In working with entrepreneurial leadership teams, there is one challenge that consistently shows up, particularly with smaller companies. One of my clients, for whom I am implementing the Entrepreneurial Operating System, is a perfect example. He called me the other day and was frustrated and feeling overwhelmed. We have only been working together for a little over three months so his leadership team is really learning the process. They had identified and committed to completing 5 Rocks (major 90 day priorities) for the company along with several individual Rocks owned by the team members. With the quarter nearly half gone the Rocks hadn’t even been started.
They were feeling pressure. Everyone had a reason or reasons why there was no progress on the Rocks. There had been a handful of “surprise” client issues that had unexpectedly appeared. One of the senior people had to have minor surgery and was out for two weeks. They had closed a contract with a new client and had to shift man power, and so on. All of the reasons were valid. Even so, they each acknowledged at their weekly leadership team meeting that they were “Off track.” If they only had more people, they lamented, they could solve their problems. Or if they had more resources or more money they could make progress.
I thought about the discussion I had with the client and the issues they faced. I told him that their situation was actually quite common. They were not alone. They were not the first leadership team to encounter these types of difficulties and they certainly wouldn’t be the last. Smaller companies with limited resources always have a greater burden because there are fewer people to delegate to. And, they often lack the resources to go out and hire more bodies. Sometimes, even if they have the money, they can’t find the talent they need to do the work. The “bench” is shallow. So what can they do?
There is no simple answer to this problem but what I have seen successful “Entrepreneurial Operating System” companies do is: 1) do less and do it better, 2) focus on prioritizing to achieve more.
As one of my fellow implementers says, we all get sucked into “firefighting” when what we really need is “fire prevention.” Prevention needs to be the priority. Prevention is achieved when you stop working in your business and start working on your business. The early stages of the journey are difficult. Learning to implement new tools in your business is no different than learning any new skill. At first, it feels awkward almost unnatural. But with practice, you develop consistency and overcome the challenges

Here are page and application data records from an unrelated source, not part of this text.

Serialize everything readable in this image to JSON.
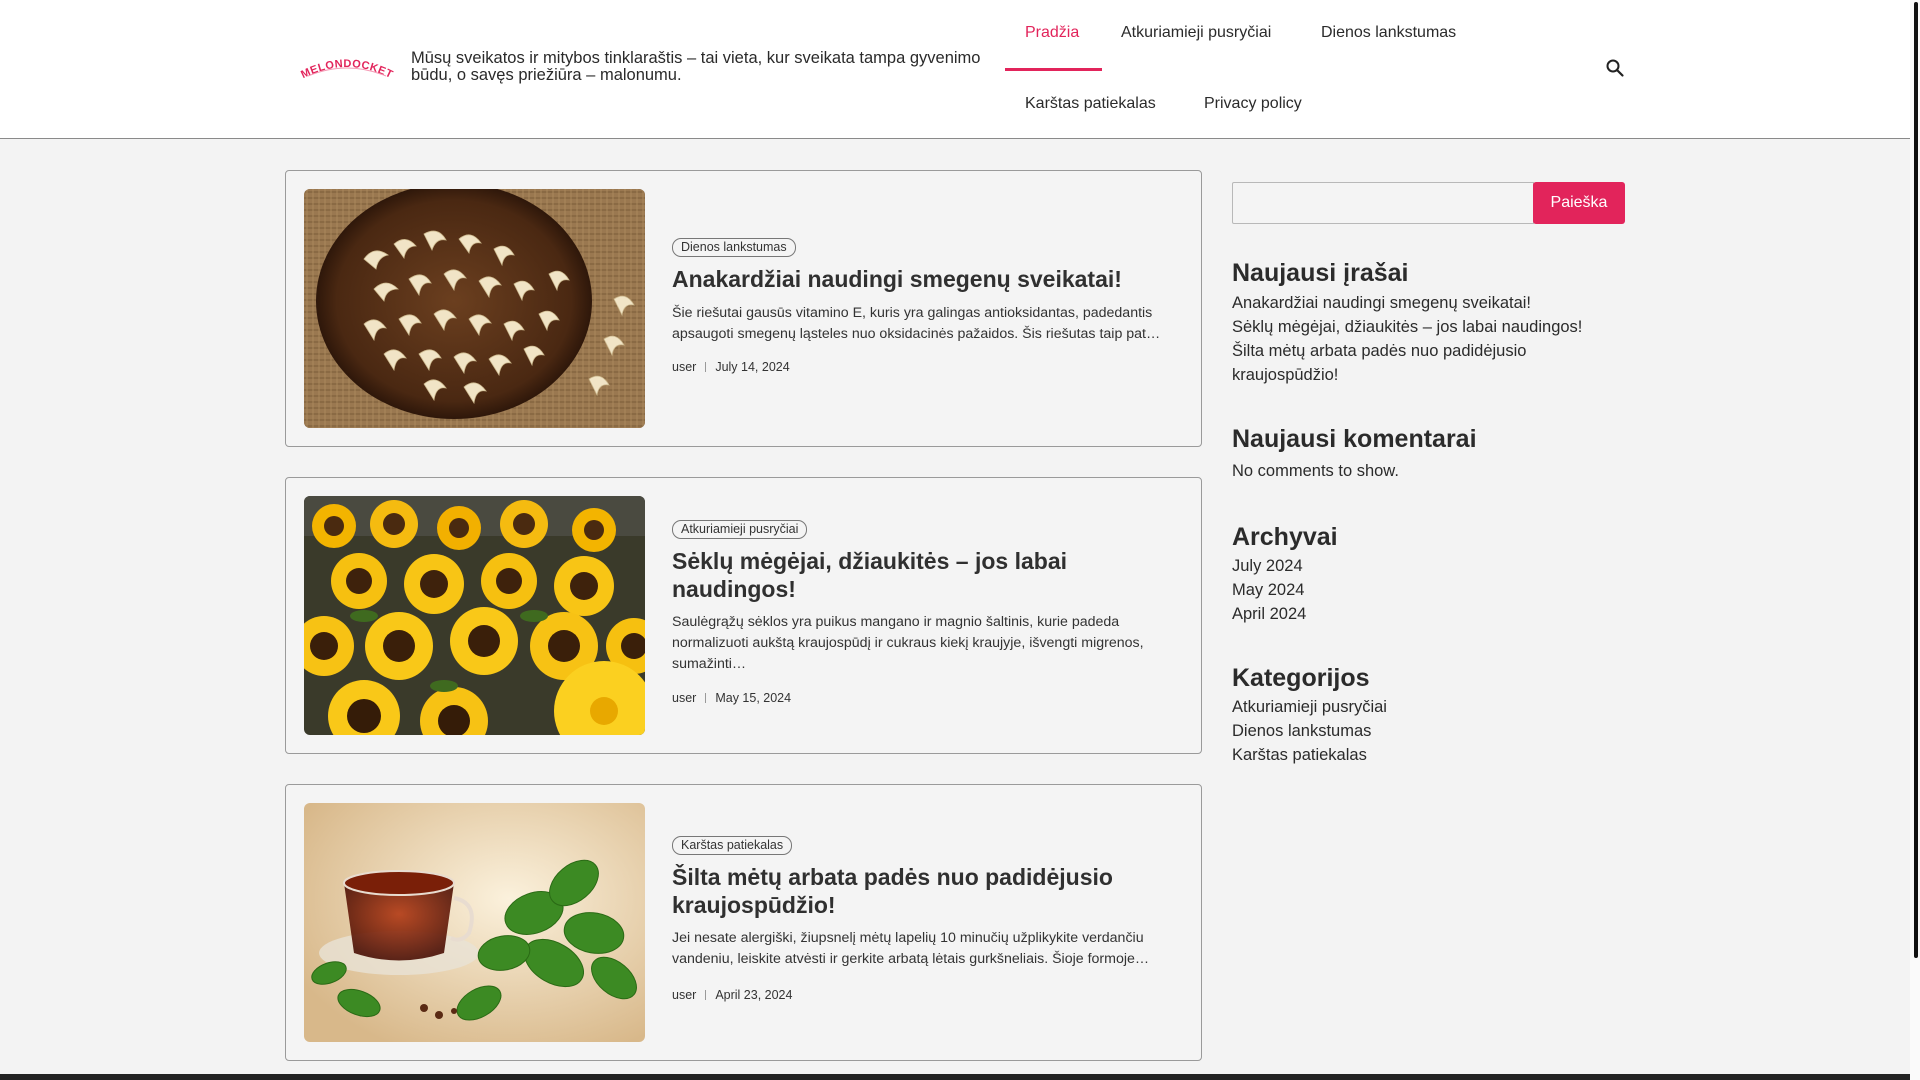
{
  "header": {
    "logo_text": "MELONDOCKET",
    "tagline": "Mūsų sveikatos ir mitybos tinklaraštis – tai vieta, kur sveikata tampa gyvenimo būdu, o savęs priežiūra – malonumu.",
    "nav": [
      {
        "label": "Pradžia"
      },
      {
        "label": "Atkuriamieji pusryčiai"
      },
      {
        "label": "Dienos lankstumas"
      },
      {
        "label": "Karštas patiekalas"
      },
      {
        "label": "Privacy policy"
      }
    ],
    "active_nav": "Pradžia",
    "search_icon": "search-icon"
  },
  "posts": [
    {
      "category": "Dienos lankstumas",
      "title": "Anakardžiai naudingi smegenų sveikatai!",
      "excerpt": "Šie riešutai gausūs vitamino E, kuris yra galingas antioksidantas, padedantis apsaugoti smegenų ląsteles nuo oksidacinės pažaidos. Šis riešutas taip pat…",
      "author": "user",
      "date": "July 14, 2024",
      "image": "cashews-image"
    },
    {
      "category": "Atkuriamieji pusryčiai",
      "title": "Sėklų mėgėjai, džiaukitės – jos labai naudingos!",
      "excerpt": "Saulėgrąžų sėklos yra puikus mangano ir magnio šaltinis, kurie padeda normalizuoti aukštą kraujospūdį ir cukraus kiekį kraujyje, išvengti migrenos, sumažinti…",
      "author": "user",
      "date": "May 15, 2024",
      "image": "sunflowers-image"
    },
    {
      "category": "Karštas patiekalas",
      "title": "Šilta mėtų arbata padės nuo padidėjusio kraujospūdžio!",
      "excerpt": "Jei nesate alergiški, žiupsnelį mėtų lapelių 10 minučių užplikykite verdančiu vandeniu, leiskite atvėsti ir gerkite arbatą lėtais gurkšneliais. Šioje formoje…",
      "author": "user",
      "date": "April 23, 2024",
      "image": "mint-tea-image"
    }
  ],
  "sidebar": {
    "search_value": "",
    "search_button": "Paieška",
    "recent_title": "Naujausi įrašai",
    "recent_posts": [
      "Anakardžiai naudingi smegenų sveikatai!",
      "Sėklų mėgėjai, džiaukitės – jos labai naudingos!",
      "Šilta mėtų arbata padės nuo padidėjusio kraujospūdžio!"
    ],
    "comments_title": "Naujausi komentarai",
    "comments_text": "No comments to show.",
    "archives_title": "Archyvai",
    "archives": [
      "July 2024",
      "May 2024",
      "April 2024"
    ],
    "categories_title": "Kategorijos",
    "categories": [
      "Atkuriamieji pusryčiai",
      "Dienos lankstumas",
      "Karštas patiekalas"
    ]
  },
  "colors": {
    "accent": "#e2245b",
    "background": "#f3f3f3"
  }
}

Just some things to think about: In the Entrepreneurial Operating System, you learn to trust the process. Becoming great leaders is a journey not a day-trip. Trust the process. The process will make more sense to you and be more effective over time. Decide which of your priorities/ Rocks are really worth focusing on now and put the ones you can’t deal with today into your Issues list to be processed when time allows.